The last marathon in this quest will be Route 66 Marathon in Tulsa, Okla., on Sunday, Nov. 24. The first of the eight was the Mo Cowbell Marathon Oct. 6 in St. Charles, Mo. Since then he’s run in the Prairie Fire Marathon in Wichita, the Blue Springs Marathon and last week’s Pilgrim Pacer. He finished that one at 3:36.39, two minutes better than his previous best. He also won his age group. Both Coles ran in the New York City Marathon Nov. 3.
In the middle of October Cole actually doubled up and ran two marathons in two days — the Kansas City Marathon was first on Saturday, Oct. 19. He then jumped in the car and drove to Des Moines, Iowa, for another marathon on Oct. 20.
“That was one of the most physically demanding weekends,” said Cole, who has been running since 2005.
“You just have to eat and drink and keep hydrated.
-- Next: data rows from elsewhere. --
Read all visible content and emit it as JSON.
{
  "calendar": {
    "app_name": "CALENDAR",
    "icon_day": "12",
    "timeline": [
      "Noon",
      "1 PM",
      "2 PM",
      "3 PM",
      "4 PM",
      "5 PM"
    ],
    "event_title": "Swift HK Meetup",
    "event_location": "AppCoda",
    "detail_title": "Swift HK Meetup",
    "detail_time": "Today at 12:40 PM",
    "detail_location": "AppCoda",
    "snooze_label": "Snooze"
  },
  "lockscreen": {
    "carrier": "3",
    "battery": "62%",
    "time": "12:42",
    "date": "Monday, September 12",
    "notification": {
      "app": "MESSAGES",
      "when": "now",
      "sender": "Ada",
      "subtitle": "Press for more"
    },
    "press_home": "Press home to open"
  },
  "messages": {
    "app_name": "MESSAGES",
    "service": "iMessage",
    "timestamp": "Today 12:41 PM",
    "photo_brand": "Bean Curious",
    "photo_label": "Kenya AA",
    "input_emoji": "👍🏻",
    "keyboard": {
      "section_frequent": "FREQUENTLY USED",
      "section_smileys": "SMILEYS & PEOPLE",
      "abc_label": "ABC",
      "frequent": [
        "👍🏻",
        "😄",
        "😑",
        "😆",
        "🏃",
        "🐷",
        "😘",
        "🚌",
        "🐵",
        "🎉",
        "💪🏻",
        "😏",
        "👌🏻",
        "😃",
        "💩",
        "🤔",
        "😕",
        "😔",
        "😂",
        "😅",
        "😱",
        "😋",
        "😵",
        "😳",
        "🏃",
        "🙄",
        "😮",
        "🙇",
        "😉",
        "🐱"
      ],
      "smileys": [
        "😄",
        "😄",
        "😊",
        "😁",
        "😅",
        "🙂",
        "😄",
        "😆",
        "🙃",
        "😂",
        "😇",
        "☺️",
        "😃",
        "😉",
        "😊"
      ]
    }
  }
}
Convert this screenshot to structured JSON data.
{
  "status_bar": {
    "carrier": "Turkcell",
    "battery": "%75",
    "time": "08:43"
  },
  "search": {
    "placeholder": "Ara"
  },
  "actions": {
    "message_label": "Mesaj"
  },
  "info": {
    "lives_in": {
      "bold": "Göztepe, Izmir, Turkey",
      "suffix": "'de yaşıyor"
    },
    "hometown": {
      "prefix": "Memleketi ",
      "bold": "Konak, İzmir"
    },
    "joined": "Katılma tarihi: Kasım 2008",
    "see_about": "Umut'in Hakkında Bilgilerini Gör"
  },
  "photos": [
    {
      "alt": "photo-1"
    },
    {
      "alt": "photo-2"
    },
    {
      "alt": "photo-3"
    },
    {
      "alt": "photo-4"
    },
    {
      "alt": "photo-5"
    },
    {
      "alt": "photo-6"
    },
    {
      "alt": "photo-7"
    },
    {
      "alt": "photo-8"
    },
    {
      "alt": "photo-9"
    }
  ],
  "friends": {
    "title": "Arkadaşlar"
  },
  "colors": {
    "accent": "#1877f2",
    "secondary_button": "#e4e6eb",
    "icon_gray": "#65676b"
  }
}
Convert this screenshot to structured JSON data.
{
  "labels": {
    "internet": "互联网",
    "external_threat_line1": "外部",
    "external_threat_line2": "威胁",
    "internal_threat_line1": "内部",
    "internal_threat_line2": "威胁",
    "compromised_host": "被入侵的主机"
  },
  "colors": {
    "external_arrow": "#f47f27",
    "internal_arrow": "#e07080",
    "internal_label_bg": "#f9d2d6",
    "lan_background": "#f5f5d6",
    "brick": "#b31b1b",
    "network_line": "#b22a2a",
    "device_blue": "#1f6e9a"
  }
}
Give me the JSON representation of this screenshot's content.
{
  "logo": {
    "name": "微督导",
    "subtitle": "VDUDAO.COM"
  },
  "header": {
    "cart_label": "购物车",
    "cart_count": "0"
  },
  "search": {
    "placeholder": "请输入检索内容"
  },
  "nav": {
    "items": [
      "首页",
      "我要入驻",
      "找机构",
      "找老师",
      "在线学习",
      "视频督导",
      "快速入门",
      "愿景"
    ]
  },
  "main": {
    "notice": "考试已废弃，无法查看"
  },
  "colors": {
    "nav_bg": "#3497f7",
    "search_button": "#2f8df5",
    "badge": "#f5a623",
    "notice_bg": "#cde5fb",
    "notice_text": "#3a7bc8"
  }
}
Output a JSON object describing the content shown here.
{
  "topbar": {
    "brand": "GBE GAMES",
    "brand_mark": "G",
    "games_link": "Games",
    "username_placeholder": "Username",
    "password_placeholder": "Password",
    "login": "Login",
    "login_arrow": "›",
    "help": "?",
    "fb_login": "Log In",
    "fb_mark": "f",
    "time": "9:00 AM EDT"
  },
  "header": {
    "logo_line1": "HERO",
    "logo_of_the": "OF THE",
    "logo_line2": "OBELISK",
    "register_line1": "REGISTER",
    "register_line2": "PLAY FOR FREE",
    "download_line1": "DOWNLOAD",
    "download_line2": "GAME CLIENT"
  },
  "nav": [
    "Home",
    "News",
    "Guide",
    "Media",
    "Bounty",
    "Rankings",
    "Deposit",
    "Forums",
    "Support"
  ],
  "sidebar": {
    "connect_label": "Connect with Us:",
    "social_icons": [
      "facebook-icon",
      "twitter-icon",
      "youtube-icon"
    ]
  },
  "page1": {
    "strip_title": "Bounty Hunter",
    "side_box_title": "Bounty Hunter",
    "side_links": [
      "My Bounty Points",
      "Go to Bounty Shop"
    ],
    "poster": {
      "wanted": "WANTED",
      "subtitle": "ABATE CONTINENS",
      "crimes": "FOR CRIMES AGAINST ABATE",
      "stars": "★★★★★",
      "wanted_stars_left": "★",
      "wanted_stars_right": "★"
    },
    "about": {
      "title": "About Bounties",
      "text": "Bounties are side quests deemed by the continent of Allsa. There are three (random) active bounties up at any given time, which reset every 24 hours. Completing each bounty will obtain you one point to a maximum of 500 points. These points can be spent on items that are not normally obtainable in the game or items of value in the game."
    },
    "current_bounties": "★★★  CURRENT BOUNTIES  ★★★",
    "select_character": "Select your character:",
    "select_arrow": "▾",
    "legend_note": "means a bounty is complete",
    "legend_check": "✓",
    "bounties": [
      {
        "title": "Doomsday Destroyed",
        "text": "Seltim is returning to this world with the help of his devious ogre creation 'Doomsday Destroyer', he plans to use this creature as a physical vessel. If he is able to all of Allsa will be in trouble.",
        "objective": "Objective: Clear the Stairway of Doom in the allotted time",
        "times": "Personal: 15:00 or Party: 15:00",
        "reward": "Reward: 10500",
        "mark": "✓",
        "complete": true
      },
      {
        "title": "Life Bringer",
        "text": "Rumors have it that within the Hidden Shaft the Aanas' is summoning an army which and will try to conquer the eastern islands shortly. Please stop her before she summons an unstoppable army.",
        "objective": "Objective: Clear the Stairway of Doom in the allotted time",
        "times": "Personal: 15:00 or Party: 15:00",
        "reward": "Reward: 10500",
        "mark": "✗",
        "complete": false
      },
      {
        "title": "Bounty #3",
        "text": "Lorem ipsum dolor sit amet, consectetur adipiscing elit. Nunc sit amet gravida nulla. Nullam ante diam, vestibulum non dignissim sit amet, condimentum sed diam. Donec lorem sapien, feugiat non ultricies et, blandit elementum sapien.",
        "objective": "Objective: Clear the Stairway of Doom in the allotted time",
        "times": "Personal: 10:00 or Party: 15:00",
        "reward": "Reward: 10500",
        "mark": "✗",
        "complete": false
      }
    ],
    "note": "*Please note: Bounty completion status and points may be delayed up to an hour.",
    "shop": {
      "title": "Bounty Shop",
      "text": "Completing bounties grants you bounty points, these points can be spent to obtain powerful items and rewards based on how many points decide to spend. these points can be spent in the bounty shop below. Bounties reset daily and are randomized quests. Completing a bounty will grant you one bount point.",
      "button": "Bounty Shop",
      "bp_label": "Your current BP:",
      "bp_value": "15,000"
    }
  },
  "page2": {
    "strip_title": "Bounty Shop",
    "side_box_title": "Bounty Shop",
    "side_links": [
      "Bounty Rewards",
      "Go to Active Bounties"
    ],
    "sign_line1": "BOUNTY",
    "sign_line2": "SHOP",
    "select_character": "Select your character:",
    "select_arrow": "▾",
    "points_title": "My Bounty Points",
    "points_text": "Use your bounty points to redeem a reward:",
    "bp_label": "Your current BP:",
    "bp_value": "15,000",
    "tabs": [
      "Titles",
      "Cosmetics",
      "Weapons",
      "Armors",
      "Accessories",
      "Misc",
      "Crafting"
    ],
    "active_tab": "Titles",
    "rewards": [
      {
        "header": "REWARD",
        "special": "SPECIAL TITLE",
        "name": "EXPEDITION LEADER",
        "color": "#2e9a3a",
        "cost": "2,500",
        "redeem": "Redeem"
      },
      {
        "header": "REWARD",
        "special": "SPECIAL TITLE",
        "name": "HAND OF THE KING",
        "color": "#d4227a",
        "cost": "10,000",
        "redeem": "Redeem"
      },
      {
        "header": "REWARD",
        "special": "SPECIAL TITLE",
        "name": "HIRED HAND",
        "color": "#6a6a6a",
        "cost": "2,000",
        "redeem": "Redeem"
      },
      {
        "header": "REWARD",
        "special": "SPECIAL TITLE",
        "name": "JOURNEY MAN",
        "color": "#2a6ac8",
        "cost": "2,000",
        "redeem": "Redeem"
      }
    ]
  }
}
The next morning you just kind of have to go and eventually your body just falls back into it. After a couple of miles the muscles relax and everything just fit,” he continued.
Karen Cole said physically, “Brian has gotten through seven marathons almost pain free, a testament of his training and dedication!” It’s definitely been a challenge for him.
“I wanted to do something that was kind of extreme and bring awareness to the JDRF. I want to raise money for that cause. The woman in the movie who was running 52 marathons in 52 weeks inspired me and I thought surely I could do something like that and train myself to the point where I could successfully do that,” he said.
He’s been running 20 miles every weekend since July because he wanted his body and legs ready so that he could run the 26. 2 miles in each of the eight marathons.
“My body is basically ready for it. But I had been running 20 miles every weekend for a while anyway,” he said.
When Cole runs the 20 miles, he does it in one day and usually doesn’t run any longer than three hours. To accomplish that and still attend family activities, he often gets up very early in the morning.
“There were a lot of early 5 a.m. runs that happened over the weekend. Not to mention Karen was training for the marathon as well so we had a lot of juggling of schedules and moving around of who was running where and when and what days but it all worked out,” said the father of 15-year-old Sam and 12-year-old Hannah.
The local JDRF chapter, Cole said, has been very supportive helping him get the word out about his fundraising effort. As of Monday, he had raised $2,588 toward his $5,000 goal. To donate, visit http://www.firstgiving.com/fundraiser/briancole/8marathons8weeks.
“One of my goals is to get 2,000 miles running this year. I’m at about 1,600 now so once I get done with these marathons I’ll concentrate on that goal. Then I’ll probably sit back and figure out what I’ll do next year. I don’t have any plans for next year yet, I want to get through this first.”